A few months into Liam's life, a friend visiting from Armenia commented to us that in Armenia, disappointment generally overwhelms many parents in our position. Shame that they now have a child who is "less than perfect" drives these parents into depression and isolation from their communities. We empathized with her words and wondered if we could be honest about Liam's diagnosis outside our immediate family. It took six months before we could publicly share about his diagnosis via blogging and Facebook. From the outset, we struggled with having a family that was now visibly less perfect.
As a family, we had very few friends who had disabilities or were parents of children with disabilities, so we had no other narrative to challenge that for us. Yet what Liam has done has challenged what we believe about God in creating someone like him.
Is Liam, who has an extra chromosome 21 in every cell of his body, created in the image of God? The answer is yes, and because of this truth, Liam therefore reflects beauty in creation. Like our other two children, God also wonderfully knit Liam in his mother's womb.

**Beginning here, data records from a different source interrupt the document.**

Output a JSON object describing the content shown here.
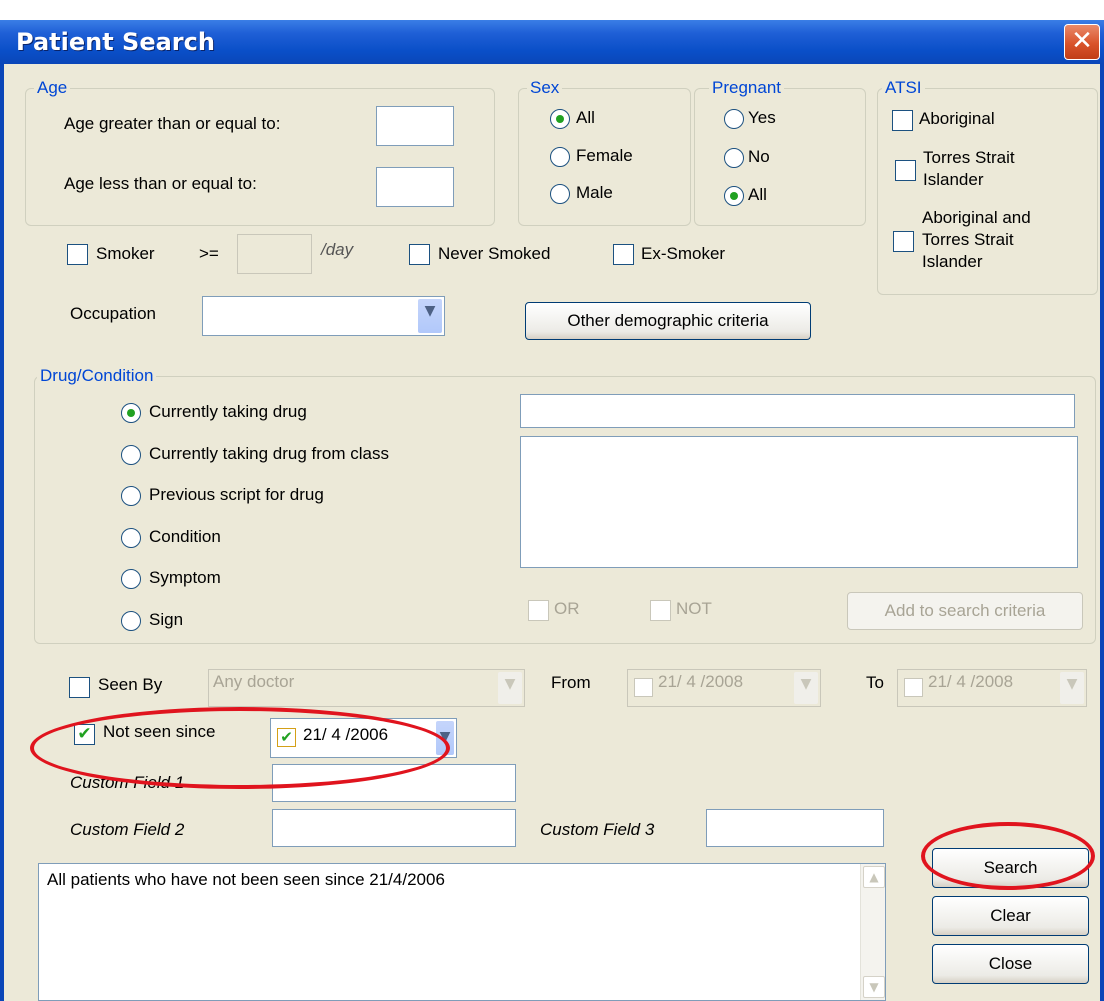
{
  "window": {
    "title": "Patient Search",
    "close_glyph": "✕"
  },
  "age": {
    "group_label": "Age",
    "gte_label": "Age greater than or equal to:",
    "lte_label": "Age less than or equal to:",
    "gte_value": "",
    "lte_value": ""
  },
  "sex": {
    "group_label": "Sex",
    "options": [
      "All",
      "Female",
      "Male"
    ],
    "selected": "All"
  },
  "pregnant": {
    "group_label": "Pregnant",
    "options": [
      "Yes",
      "No",
      "All"
    ],
    "selected": "All"
  },
  "atsi": {
    "group_label": "ATSI",
    "opt1": "Aboriginal",
    "opt2_line1": "Torres Strait",
    "opt2_line2": "Islander",
    "opt3_line1": "Aboriginal and",
    "opt3_line2": "Torres Strait",
    "opt3_line3": "Islander"
  },
  "smoking": {
    "smoker_label": "Smoker",
    "gte_symbol": ">=",
    "per_day": "/day",
    "never_label": "Never Smoked",
    "ex_label": "Ex-Smoker"
  },
  "occupation": {
    "label": "Occupation",
    "value": ""
  },
  "other_demo_button": "Other demographic criteria",
  "drug": {
    "group_label": "Drug/Condition",
    "options": [
      "Currently taking drug",
      "Currently taking drug from class",
      "Previous script for drug",
      "Condition",
      "Symptom",
      "Sign"
    ],
    "selected": "Currently taking drug",
    "or_label": "OR",
    "not_label": "NOT",
    "add_button": "Add to search criteria"
  },
  "seen_by": {
    "label": "Seen By",
    "doctor_value": "Any doctor",
    "from_label": "From",
    "from_date": "21/ 4 /2008",
    "to_label": "To",
    "to_date": "21/ 4 /2008"
  },
  "not_seen": {
    "label": "Not seen since",
    "checked": true,
    "date": "21/ 4 /2006"
  },
  "custom": {
    "field1": "Custom Field 1",
    "field2": "Custom Field 2",
    "field3": "Custom Field 3"
  },
  "summary_text": "All patients who have not been seen since 21/4/2006",
  "buttons": {
    "search": "Search",
    "clear": "Clear",
    "close": "Close"
  },
  "colors": {
    "title_bar": "#0a46b8",
    "group_label": "#0046d5",
    "highlight_ring": "#e0141e",
    "check_mark": "#21a121"
  }
}
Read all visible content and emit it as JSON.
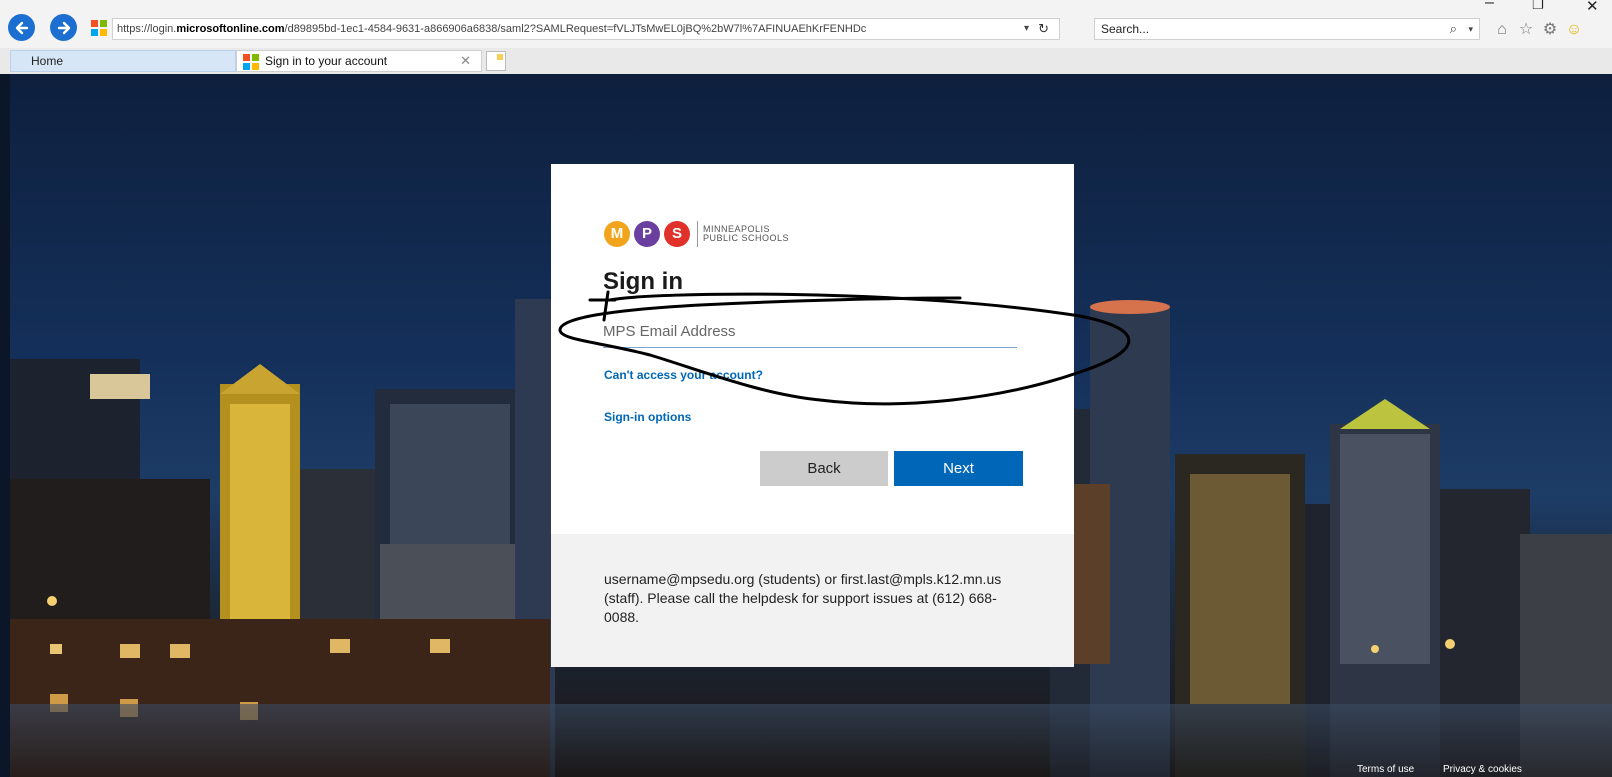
{
  "browser": {
    "url_prefix": "https://login.",
    "url_host": "microsoftonline.com",
    "url_rest": "/d89895bd-1ec1-4584-9631-a866906a6838/saml2?SAMLRequest=fVLJTsMwEL0jBQ%2bW7l%7AFINUAEhKrFENHDc",
    "search_placeholder": "Search...",
    "tabs": [
      {
        "label": "Home"
      },
      {
        "label": "Sign in to your account"
      }
    ]
  },
  "logo": {
    "letters": [
      "M",
      "P",
      "S"
    ],
    "text_line1": "MINNEAPOLIS",
    "text_line2": "PUBLIC SCHOOLS",
    "colors": [
      "#f2a51c",
      "#6b3fa0",
      "#e0312b"
    ]
  },
  "signin": {
    "title": "Sign in",
    "email_placeholder": "MPS Email Address",
    "cant_access": "Can't access your account?",
    "options": "Sign-in options",
    "back_label": "Back",
    "next_label": "Next",
    "footer_text": "username@mpsedu.org (students) or first.last@mpls.k12.mn.us (staff). Please call the helpdesk for support issues at (612) 668-0088."
  },
  "page_footer": {
    "terms": "Terms of use",
    "privacy": "Privacy & cookies"
  },
  "colors": {
    "accent": "#0067b8",
    "browser_nav": "#1c6fd0"
  }
}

Is Liam, who has an extra chromosome 21 in every cell of his body, created in the image of God?
Perhaps the problem of our broken world is not so much reflected in Liam's disability, but in how we don't value someone like Liam.

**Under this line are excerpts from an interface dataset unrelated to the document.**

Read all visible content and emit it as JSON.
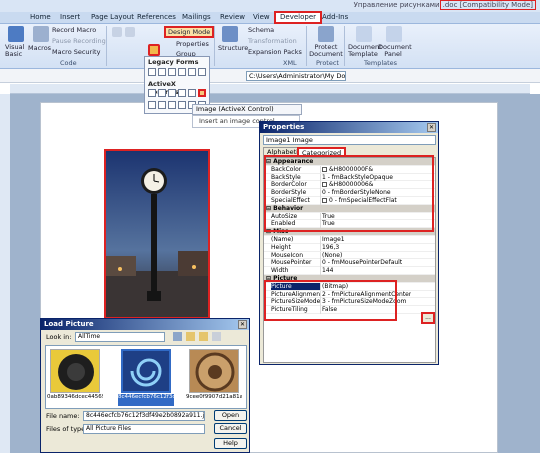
{
  "title": "Управление рисунками.doc [Compatibility Mode]",
  "title_prefix": "Управление рисунками",
  "title_highlight": ".doc [Compatibility Mode]",
  "tabs": [
    "Home",
    "Insert",
    "Page Layout",
    "References",
    "Mailings",
    "Review",
    "View",
    "Developer",
    "Add-Ins"
  ],
  "ribbon": {
    "code": {
      "visual_basic": "Visual Basic",
      "macros": "Macros",
      "record_macro": "Record Macro",
      "pause_recording": "Pause Recording",
      "macro_security": "Macro Security",
      "group": "Code"
    },
    "controls": {
      "design_mode": "Design Mode",
      "properties": "Properties",
      "group_fragment": "Group"
    },
    "xml": {
      "structure": "Structure",
      "schema": "Schema",
      "transformation": "Transformation",
      "expansion_packs": "Expansion Packs",
      "group": "XML"
    },
    "protect": {
      "protect_document": "Protect Document",
      "group": "Protect"
    },
    "templates": {
      "document_template": "Document Template",
      "document_panel": "Document Panel",
      "group": "Templates"
    }
  },
  "path_field": "C:\\Users\\Administrator\\My Docu",
  "legacy_popup": {
    "legacy_forms": "Legacy Forms",
    "activex_controls": "ActiveX Controls"
  },
  "tooltip": {
    "title": "Image (ActiveX Control)",
    "desc": "Insert an image control"
  },
  "properties": {
    "title": "Properties",
    "object": "Image1  Image",
    "tab_alphabetic": "Alphabetic",
    "tab_categorized": "Categorized",
    "rows": [
      {
        "cat": true,
        "k": "Appearance"
      },
      {
        "k": "BackColor",
        "v": "&H8000000F&",
        "sw": true
      },
      {
        "k": "BackStyle",
        "v": "1 - fmBackStyleOpaque"
      },
      {
        "k": "BorderColor",
        "v": "&H80000006&",
        "sw": true
      },
      {
        "k": "BorderStyle",
        "v": "0 - fmBorderStyleNone"
      },
      {
        "k": "SpecialEffect",
        "v": "0 - fmSpecialEffectFlat",
        "sw": true
      },
      {
        "cat": true,
        "k": "Behavior"
      },
      {
        "k": "AutoSize",
        "v": "True"
      },
      {
        "k": "Enabled",
        "v": "True"
      },
      {
        "cat": true,
        "k": "Misc"
      },
      {
        "k": "(Name)",
        "v": "Image1"
      },
      {
        "k": "Height",
        "v": "196,3"
      },
      {
        "k": "MouseIcon",
        "v": "(None)"
      },
      {
        "k": "MousePointer",
        "v": "0 - fmMousePointerDefault"
      },
      {
        "k": "Width",
        "v": "144"
      },
      {
        "cat": true,
        "k": "Picture"
      },
      {
        "k": "Picture",
        "v": "(Bitmap)",
        "sel": true
      },
      {
        "k": "PictureAlignment",
        "v": "2 - fmPictureAlignmentCenter"
      },
      {
        "k": "PictureSizeMode",
        "v": "3 - fmPictureSizeModeZoom"
      },
      {
        "k": "PictureTiling",
        "v": "False"
      }
    ],
    "ellipsis": "..."
  },
  "load_picture": {
    "title": "Load Picture",
    "look_in_label": "Look in:",
    "look_in_value": "AllTime",
    "files": [
      "0ab89346dcec44569d...",
      "8c446ecfcb76c12f3df49e2b0892a911.jpg",
      "9cee0f9907d21a81ace2..."
    ],
    "file_name_label": "File name:",
    "file_name_value": "8c446ecfcb76c12f3df49e2b0892a911.jpg",
    "files_of_type_label": "Files of type:",
    "files_of_type_value": "All Picture Files",
    "open": "Open",
    "cancel": "Cancel",
    "help": "Help"
  }
}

We live in a world where we value, judge, honor, and give worth to those with high IQs or a "perfect" body. In our present world, Liam is easily dismissed. His disability suggests that he is more of a burden rather than someone adding value to our world. Yet, in the kingdom of God, those aren't the values that bring worth to a person. Liam reflects brokenness and sin in our world inasmuch as he exposes the hostility of this world toward humans who bear the image of God, and why this world is broken and in desperate need of redemption.
Liam has led us to trust God day by day rather than worry about how the script of our future will be written — we're easily overwhelmed when we think about Liam as an 18-year-old young adult. But God focuses our attention on embracing the present moments and being faithful as parents to help a young toddler learn to manage his world. As believers, we know that when Jesus returns and makes all things new again, all of our bodies will be transformed — including Liam's. This may not actually mean that God will take away his Down syndrome, but perhaps in the new creation, Liam will live fully as who he is, in a world that fully accepts, honors, and glorifies him.
As believers, we know that when Jesus returns and makes all things new again, all of our bodies will be transformed — including Liam's.
It is beautiful seeing Liam be a blessing to a larger community of people. He regularly ministers to others through his charming smile and affectionate personality. We often hear people tell us that Liam's presence has relieved some anxiety or sadness they were experiencing in the moment. We have seen God grow the hearts of children, teenagers, and adults to embrace and appreciate Liam's joyful presence, and to inspire many others to care for those with disabilities.
Rather than feeling sorry for us or trying to sympathize with us because of our challenges with Liam, we hope more people will listen to Liam and all the men, women, and children with disabilities (whether physical or mental). Their courage in managing a world hostile to them, their grace and joy in embracing life, and the places that communicate their value and worth are needed prescriptions for many of us who turn to fear, anxiety, and unhealthy envy for what we don't have.
Just the other day, our daughter, Layla, 11, and son, Marco, 8, were playing with Liam. They were engaging their imaginations as they built a fort. We loved hearing their giggles, arguments, laughter, and grunts. Liam's brother and sister see him for who he is — someone they love and want to include in their imaginary world. We are grateful that God sent us Liam, because we cannot and will not imagine our lives any differently.